The new game invites players to make decisions about our city
A new game has been launched, and it’s all about Bristol. The ClairCity Skylines game from the University of the West of England (UWE Bristol) and Bristol City Council, enables people in the city to shape how they want their city to look in the future. By making decisions in the ClairCity Skylines game, players also provide data that can help authorities solve real world problems, such as air pollution, in the city.
The free app, available for Android and iOS devices, involves visiting famous sights in the city and making decisions about how Bristol should look in the next 50 years.
Within the game, players are asked to make choices about the city, such as whether more roads should be built, if wood and coal heating in homes should be allowed, and whether more parks and green spaces should be created. The decisions they make are scored as they impact on the city’s economy and its air pollution, as well as residents’ health and happiness.
Enda Hayes, Technical Director on ClairCity and Professor of Air Quality & Carbon Management at UWE Bristol, said: “There are approximately 300 deaths a year linked to air pollution in Bristol City Council’s own figures. Our game is an innovative way to be part of a serious solution.”
The parent project, ClairCity, is an EU funded scheme looking at ways to improve wellbeing, reduce air pollution and limit carbon emissions in six cities and regions across Europe. UWE Bristol and Bristol City Council are two of the 16 partners involved in the project.
The launch of the game coincides with the beginning of a six month engagement period by Bristol City Council, which will involve speaking to local people, businesses and organisations to inform the upcoming Clean Air Plan.
Bristol Mayor Marvin Rees said: “The ClairCity project’s new game is an exciting and different way of getting people involved in the conversation about air quality. This is a massive issue facing Bristol with our residents and visitors at risk from unacceptable levels of pollution.
“We are working hard to tackle the issue but we need everyone to work together and be aware of what we can all do to contribute to making a positive change.
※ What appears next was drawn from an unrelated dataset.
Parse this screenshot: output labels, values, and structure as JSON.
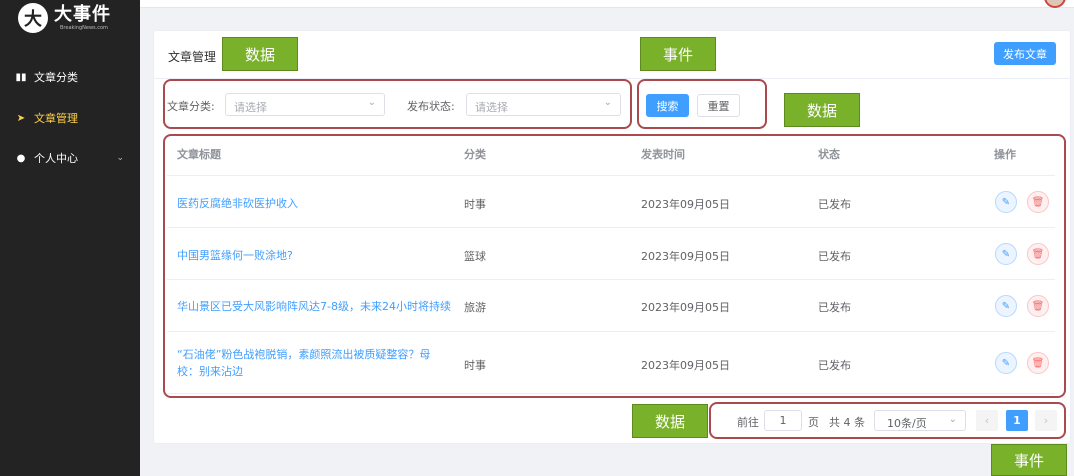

As well as being entertaining, this game will also provide us with an alternative insight into what people might like to see happening in our city to make it a healthier place.”
UWE Bristol academics developed ClairCity Skylines at PlayWest, a games studio based at the University that works with industry partners to apply games technology to real world problems.
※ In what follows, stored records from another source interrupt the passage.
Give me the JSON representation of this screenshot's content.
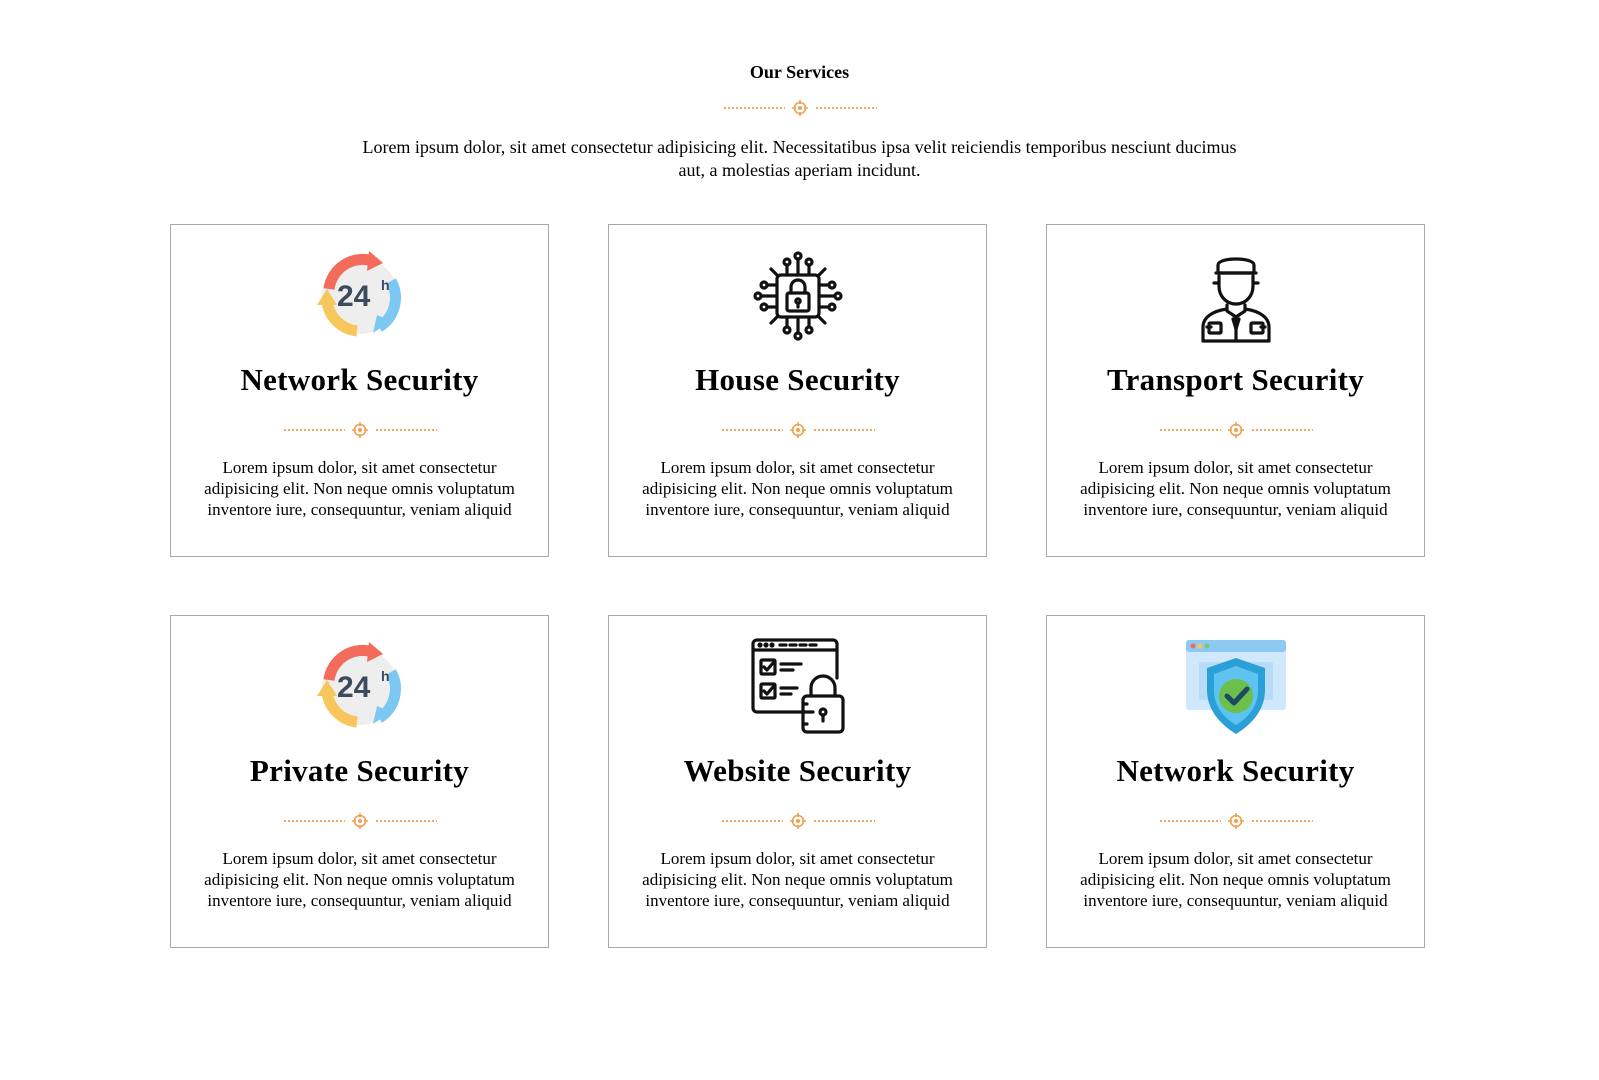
{
  "section": {
    "title": "Our Services",
    "description": "Lorem ipsum dolor, sit amet consectetur adipisicing elit. Necessitatibus ipsa velit reiciendis temporibus nesciunt ducimus aut, a molestias aperiam incidunt."
  },
  "colors": {
    "accent": "#f0a050",
    "border": "#a8a8a8"
  },
  "cards": [
    {
      "icon": "24h-clock-icon",
      "title": "Network Security",
      "text": "Lorem ipsum dolor, sit amet consectetur adipisicing elit. Non neque omnis voluptatum inventore iure, consequuntur, veniam aliquid"
    },
    {
      "icon": "cyber-lock-chip-icon",
      "title": "House Security",
      "text": "Lorem ipsum dolor, sit amet consectetur adipisicing elit. Non neque omnis voluptatum inventore iure, consequuntur, veniam aliquid"
    },
    {
      "icon": "security-guard-icon",
      "title": "Transport Security",
      "text": "Lorem ipsum dolor, sit amet consectetur adipisicing elit. Non neque omnis voluptatum inventore iure, consequuntur, veniam aliquid"
    },
    {
      "icon": "24h-clock-icon",
      "title": "Private Security",
      "text": "Lorem ipsum dolor, sit amet consectetur adipisicing elit. Non neque omnis voluptatum inventore iure, consequuntur, veniam aliquid"
    },
    {
      "icon": "website-lock-checklist-icon",
      "title": "Website Security",
      "text": "Lorem ipsum dolor, sit amet consectetur adipisicing elit. Non neque omnis voluptatum inventore iure, consequuntur, veniam aliquid"
    },
    {
      "icon": "browser-shield-check-icon",
      "title": "Network Security",
      "text": "Lorem ipsum dolor, sit amet consectetur adipisicing elit. Non neque omnis voluptatum inventore iure, consequuntur, veniam aliquid"
    }
  ]
}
Andy King, leading the game design for ClairCity Skylines and Associate Professor – Technology & Innovation at UWE Bristol, said: “We know that computer games by themselves won’t save the world, but they offer an exciting, engaging way to get lots of people involved in finding solutions for some of the problems we face around air pollution and city development.”
Bristol is the first of the cities and regions to be gamified within ClairCity. Five other areas around Europe will also get their own bespoke game to play, so that the project can map the different choices that residents make and quantify the impact those choices would have on each region.
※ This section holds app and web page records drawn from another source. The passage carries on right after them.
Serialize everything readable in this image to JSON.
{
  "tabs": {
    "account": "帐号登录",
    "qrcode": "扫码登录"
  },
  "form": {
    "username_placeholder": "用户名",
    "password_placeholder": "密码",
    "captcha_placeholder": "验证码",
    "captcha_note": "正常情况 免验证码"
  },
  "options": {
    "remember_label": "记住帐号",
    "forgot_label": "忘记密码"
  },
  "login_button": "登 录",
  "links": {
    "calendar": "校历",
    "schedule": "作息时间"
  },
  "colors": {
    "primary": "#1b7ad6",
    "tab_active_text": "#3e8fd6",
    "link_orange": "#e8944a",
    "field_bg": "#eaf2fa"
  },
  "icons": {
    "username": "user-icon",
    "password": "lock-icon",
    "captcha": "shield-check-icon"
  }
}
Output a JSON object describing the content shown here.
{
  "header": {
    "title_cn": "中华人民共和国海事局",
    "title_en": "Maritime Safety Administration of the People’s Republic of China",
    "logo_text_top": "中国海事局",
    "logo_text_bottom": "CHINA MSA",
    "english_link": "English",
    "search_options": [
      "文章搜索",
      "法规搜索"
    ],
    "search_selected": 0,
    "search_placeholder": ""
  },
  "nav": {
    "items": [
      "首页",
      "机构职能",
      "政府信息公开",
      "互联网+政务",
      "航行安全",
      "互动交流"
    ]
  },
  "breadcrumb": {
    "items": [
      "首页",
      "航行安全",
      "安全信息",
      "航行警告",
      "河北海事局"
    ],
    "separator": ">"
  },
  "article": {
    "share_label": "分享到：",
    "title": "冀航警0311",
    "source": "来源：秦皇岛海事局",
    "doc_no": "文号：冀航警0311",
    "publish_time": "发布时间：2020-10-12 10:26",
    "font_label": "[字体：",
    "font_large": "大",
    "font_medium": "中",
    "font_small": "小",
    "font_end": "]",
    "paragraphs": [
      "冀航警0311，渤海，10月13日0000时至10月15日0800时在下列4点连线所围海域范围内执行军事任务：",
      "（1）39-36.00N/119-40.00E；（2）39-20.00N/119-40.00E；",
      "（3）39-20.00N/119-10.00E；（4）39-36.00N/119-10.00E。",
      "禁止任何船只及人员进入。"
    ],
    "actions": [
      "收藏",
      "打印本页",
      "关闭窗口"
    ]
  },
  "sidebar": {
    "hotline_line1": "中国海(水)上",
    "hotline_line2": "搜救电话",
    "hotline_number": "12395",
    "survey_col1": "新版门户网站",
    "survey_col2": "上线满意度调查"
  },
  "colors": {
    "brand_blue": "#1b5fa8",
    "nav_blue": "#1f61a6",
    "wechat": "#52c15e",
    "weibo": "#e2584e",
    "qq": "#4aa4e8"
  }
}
For more information or to download the game, go to: ClairCity Skylines